Adults are 3/16" to 5/16" in length; larvae - 3/8".
The beetles are dark reddish brown and have yellowish scale-like hairs on the upper body and wing cases. The larvae are a creamy white hook-shape covered in erect golden hairs with dark brown jaws on its head.
After mating, the female lays 3-4 eggs clustered in cracks of rough wood surfaces. They are whitish, oval shaped and she lays between 40 and 60 during her life. The eggs hatch within two to five weeks.
The larvae pupate just below the surface of the wood. The adult emerges in early summer by gnawing through the surface and leaving the characteristic exit holes.
In its natural environment the insect lives in the dead wood of several species of hardwood trees where fungal decay has set in.
Within buildings the insect occurs almost entirely in old hardwood, in particular large oak timbers.
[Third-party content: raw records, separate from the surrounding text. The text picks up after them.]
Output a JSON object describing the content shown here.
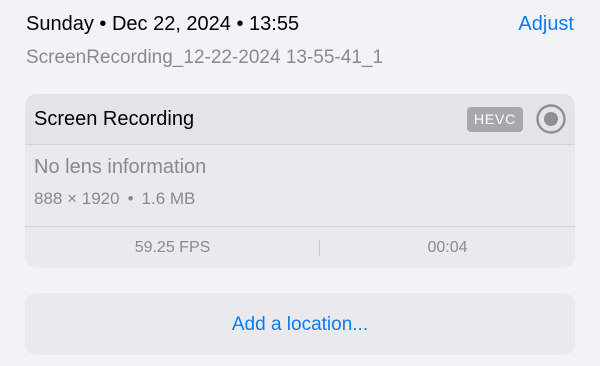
{
  "header": {
    "date_line": "Sunday • Dec 22, 2024 • 13:55",
    "adjust_label": "Adjust"
  },
  "file": {
    "name": "ScreenRecording_12-22-2024 13-55-41_1"
  },
  "info_card": {
    "title": "Screen Recording",
    "codec_badge": "HEVC",
    "record_icon": "record-circle-icon",
    "lens_info": "No lens information",
    "dimensions": "888 × 1920",
    "separator": "•",
    "size": "1.6 MB",
    "fps": "59.25 FPS",
    "duration": "00:04"
  },
  "location": {
    "label": "Add a location..."
  },
  "colors": {
    "accent": "#0a7cf2",
    "background": "#f2f2f7",
    "card": "#e9e9ee",
    "secondary_text": "#8a8a8e",
    "badge": "#a8a8ac"
  }
}
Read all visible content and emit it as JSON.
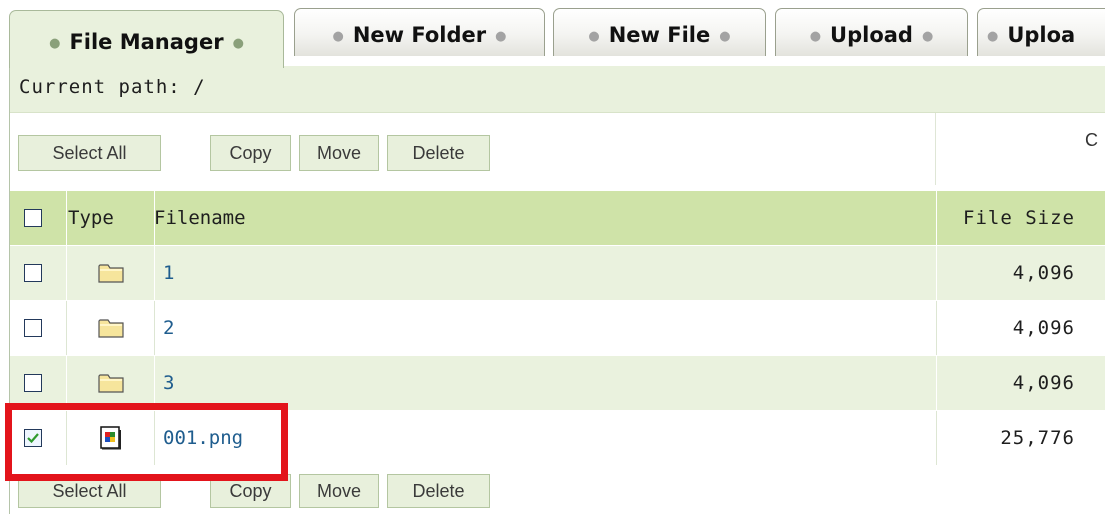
{
  "tabs": [
    {
      "label": "File Manager",
      "active": true
    },
    {
      "label": "New Folder",
      "active": false
    },
    {
      "label": "New File",
      "active": false
    },
    {
      "label": "Upload",
      "active": false
    },
    {
      "label": "Uploa",
      "active": false
    }
  ],
  "path": {
    "label": "Current path: /"
  },
  "toolbar": {
    "select_all": "Select All",
    "copy": "Copy",
    "move": "Move",
    "delete": "Delete",
    "right_stub": "C"
  },
  "table": {
    "headers": {
      "type": "Type",
      "filename": "Filename",
      "size": "File Size"
    },
    "rows": [
      {
        "name": "1",
        "size": "4,096",
        "kind": "folder-icon",
        "checked": false
      },
      {
        "name": "2",
        "size": "4,096",
        "kind": "folder-icon",
        "checked": false
      },
      {
        "name": "3",
        "size": "4,096",
        "kind": "folder-icon",
        "checked": false
      },
      {
        "name": "001.png",
        "size": "25,776",
        "kind": "image-file-icon",
        "checked": true
      }
    ]
  },
  "bottom_toolbar": {
    "select_all": "Select All",
    "copy": "Copy",
    "move": "Move",
    "delete": "Delete"
  },
  "colors": {
    "header_green": "#cfe3a8",
    "row_light": "#eaf2de",
    "link_blue": "#1f5d8e",
    "highlight_red": "#e3141b"
  }
}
The larvae do the most damage, as they tunnel in the wood for between five and ten years.